For many years UK retailers have used vouchers to attract shoppers into their stores. Usually issued in newspapers and magazines, the colourful paper coupons can be cut out using scissors and entitle the owner to a discount for a particular product. But since the invention of digital discount codes and the rise of voucher sites in the UK, some have said that the days of the paper coupons may be numbered. Especially because every year more young shoppers, who are less likely to read the newspaper and more internet-savvy than previous generations, have stopped using paper coupons in favour of apps and websites. However, it appears that the voucher codes will still be around for a long time.
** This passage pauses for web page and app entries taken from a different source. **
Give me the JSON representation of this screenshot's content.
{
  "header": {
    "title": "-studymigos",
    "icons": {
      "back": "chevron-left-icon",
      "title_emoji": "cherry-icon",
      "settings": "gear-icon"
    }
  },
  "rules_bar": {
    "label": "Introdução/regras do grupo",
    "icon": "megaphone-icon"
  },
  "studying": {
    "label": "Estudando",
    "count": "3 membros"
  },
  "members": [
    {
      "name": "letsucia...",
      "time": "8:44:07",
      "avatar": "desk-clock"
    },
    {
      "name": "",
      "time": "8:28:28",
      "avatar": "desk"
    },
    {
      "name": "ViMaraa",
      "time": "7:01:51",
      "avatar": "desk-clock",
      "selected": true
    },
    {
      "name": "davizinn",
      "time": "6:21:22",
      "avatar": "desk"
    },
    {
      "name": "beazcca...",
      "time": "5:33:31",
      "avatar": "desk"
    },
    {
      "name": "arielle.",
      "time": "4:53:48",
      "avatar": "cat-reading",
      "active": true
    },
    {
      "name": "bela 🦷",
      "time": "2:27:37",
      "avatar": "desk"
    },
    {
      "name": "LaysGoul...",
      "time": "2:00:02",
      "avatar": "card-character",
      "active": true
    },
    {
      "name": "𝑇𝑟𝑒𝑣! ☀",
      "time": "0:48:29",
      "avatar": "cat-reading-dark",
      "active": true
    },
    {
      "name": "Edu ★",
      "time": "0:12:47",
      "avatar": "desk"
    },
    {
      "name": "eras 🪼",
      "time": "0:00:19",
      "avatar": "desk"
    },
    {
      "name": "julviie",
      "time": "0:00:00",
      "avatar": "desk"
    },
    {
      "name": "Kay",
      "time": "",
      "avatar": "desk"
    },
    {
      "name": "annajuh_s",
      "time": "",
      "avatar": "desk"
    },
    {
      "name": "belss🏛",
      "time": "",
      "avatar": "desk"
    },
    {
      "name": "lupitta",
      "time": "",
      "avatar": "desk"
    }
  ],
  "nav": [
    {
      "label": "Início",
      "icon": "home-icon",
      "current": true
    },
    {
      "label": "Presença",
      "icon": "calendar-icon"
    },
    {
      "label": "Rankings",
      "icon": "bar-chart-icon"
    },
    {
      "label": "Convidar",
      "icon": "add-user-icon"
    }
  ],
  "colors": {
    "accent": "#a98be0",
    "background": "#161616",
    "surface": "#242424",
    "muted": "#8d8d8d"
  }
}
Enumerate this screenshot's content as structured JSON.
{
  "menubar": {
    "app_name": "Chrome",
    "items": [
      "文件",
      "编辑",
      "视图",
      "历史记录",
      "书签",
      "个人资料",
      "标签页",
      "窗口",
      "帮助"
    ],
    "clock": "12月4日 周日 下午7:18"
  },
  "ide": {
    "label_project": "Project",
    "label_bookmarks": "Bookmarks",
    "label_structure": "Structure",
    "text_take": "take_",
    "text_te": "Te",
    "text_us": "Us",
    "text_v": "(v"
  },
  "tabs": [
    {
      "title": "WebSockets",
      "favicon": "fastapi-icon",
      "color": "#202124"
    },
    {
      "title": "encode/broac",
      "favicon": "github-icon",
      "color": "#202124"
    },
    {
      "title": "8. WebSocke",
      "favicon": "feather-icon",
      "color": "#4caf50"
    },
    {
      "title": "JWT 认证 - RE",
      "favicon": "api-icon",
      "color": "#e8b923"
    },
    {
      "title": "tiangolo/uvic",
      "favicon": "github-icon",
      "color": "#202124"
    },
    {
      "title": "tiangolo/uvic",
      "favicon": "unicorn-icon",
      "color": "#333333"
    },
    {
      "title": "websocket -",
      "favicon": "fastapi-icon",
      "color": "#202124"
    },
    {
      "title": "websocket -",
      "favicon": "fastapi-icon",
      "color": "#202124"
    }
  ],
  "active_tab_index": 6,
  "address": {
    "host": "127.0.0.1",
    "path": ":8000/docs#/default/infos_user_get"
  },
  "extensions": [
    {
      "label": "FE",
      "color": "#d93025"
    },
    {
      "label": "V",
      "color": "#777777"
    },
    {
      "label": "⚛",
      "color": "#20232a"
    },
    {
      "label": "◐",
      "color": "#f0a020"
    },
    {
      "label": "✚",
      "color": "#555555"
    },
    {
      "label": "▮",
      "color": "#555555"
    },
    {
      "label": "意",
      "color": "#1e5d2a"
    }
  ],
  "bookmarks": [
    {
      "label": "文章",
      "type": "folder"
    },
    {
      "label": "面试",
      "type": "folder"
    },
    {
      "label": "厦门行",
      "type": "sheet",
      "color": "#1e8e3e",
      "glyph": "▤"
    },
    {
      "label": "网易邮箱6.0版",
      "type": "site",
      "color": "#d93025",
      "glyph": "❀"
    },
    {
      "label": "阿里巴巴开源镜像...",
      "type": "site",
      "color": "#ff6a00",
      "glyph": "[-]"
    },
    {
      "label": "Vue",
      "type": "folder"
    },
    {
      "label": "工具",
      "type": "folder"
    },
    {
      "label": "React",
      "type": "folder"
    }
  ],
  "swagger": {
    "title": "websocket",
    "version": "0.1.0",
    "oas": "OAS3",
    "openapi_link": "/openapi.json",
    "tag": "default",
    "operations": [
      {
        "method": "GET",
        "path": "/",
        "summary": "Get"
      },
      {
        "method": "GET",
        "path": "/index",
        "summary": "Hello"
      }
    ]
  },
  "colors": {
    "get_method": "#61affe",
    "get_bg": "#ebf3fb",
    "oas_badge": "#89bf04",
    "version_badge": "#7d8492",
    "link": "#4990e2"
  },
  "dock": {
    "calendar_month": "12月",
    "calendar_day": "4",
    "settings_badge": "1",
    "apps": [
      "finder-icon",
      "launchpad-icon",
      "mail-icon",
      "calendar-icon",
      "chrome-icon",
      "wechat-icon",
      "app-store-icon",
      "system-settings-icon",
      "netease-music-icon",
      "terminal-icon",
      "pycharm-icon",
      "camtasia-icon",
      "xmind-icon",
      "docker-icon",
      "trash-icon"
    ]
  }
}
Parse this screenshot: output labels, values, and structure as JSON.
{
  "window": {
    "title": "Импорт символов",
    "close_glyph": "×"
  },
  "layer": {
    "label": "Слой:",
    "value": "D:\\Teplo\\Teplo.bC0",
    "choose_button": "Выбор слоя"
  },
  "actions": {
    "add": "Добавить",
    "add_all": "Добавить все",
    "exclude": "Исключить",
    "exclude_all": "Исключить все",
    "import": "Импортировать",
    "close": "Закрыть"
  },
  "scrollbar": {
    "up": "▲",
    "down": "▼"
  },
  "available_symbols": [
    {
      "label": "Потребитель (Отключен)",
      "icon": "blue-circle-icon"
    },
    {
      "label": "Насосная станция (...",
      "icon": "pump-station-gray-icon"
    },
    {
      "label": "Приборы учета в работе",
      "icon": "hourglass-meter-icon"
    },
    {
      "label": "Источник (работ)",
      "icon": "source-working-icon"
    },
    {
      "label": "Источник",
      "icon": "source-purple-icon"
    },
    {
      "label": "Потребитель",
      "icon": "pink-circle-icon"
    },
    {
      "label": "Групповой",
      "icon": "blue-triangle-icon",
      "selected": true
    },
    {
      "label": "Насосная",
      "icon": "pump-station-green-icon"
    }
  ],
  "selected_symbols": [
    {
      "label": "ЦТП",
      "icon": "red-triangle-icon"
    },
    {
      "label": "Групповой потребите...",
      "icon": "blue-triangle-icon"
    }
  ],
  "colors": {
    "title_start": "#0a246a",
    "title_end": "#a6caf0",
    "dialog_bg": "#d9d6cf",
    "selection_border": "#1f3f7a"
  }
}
Here is why.
Digital vouchers vs Paper vouchers
Despite their apparent convenience, digital coupons don’t provide an easy shopping experience. At least not to the level that paper coupons do. There are two main reasons why paper coupons are still more popular than digital codes among shoppers in the United Kingdom and Ireland:
- There is no centralized platform that gathers local coupons. Unlike the Sunday newspaper, online shoppers who want to get voucher codes when they buy a product online will have to research the web.
But even then, after searching all the results available online, they may not come up with a valid deal. This can be frustrating and may discourage customers from completing their purchase.
- Digital coupons can’t be used in a combination. Paper coupons can be combined pretty easily. For example, assuming you and your partner are Café Nero fans, you can use O2 Priority Moments app to get a free hot drink from 12 noon onwards every Tuesday. Combine that with Nero’s loyalty card which gives customers one free coffee for every nine bought – so the 10th coffee is on the house. In this way you get a treat for both of you without having spent a penny.
Combining deals in a virtual checkout is usually impossible. People who take couponing to the extreme will store every little deal they can find in their purses or wallets, and then produce them all at the same time at the till and will aim to combine them to ensure the best discount possible. This is not the case online, where you can apply only one discount code.
Despite the revolutionary changes that the internet has brought to our lifestyle, paper coupons have escaped largely unaffected from the appearance of their digital equivalents. Newspapers and magazines of all sizes are still covered with vouchers in their pages. Even millennials, the most technologically savvy generation in history, prefer the old paper coupon over a digital voucher.
The reasoning behind this strange phenomenon, at least in the United Kingdom, is likely that paper coupons are simply easier to use. While Americans, Germans, and the French have grown accustomed to online shopping and digital savings, British people still feel more comfortable using paper coupons.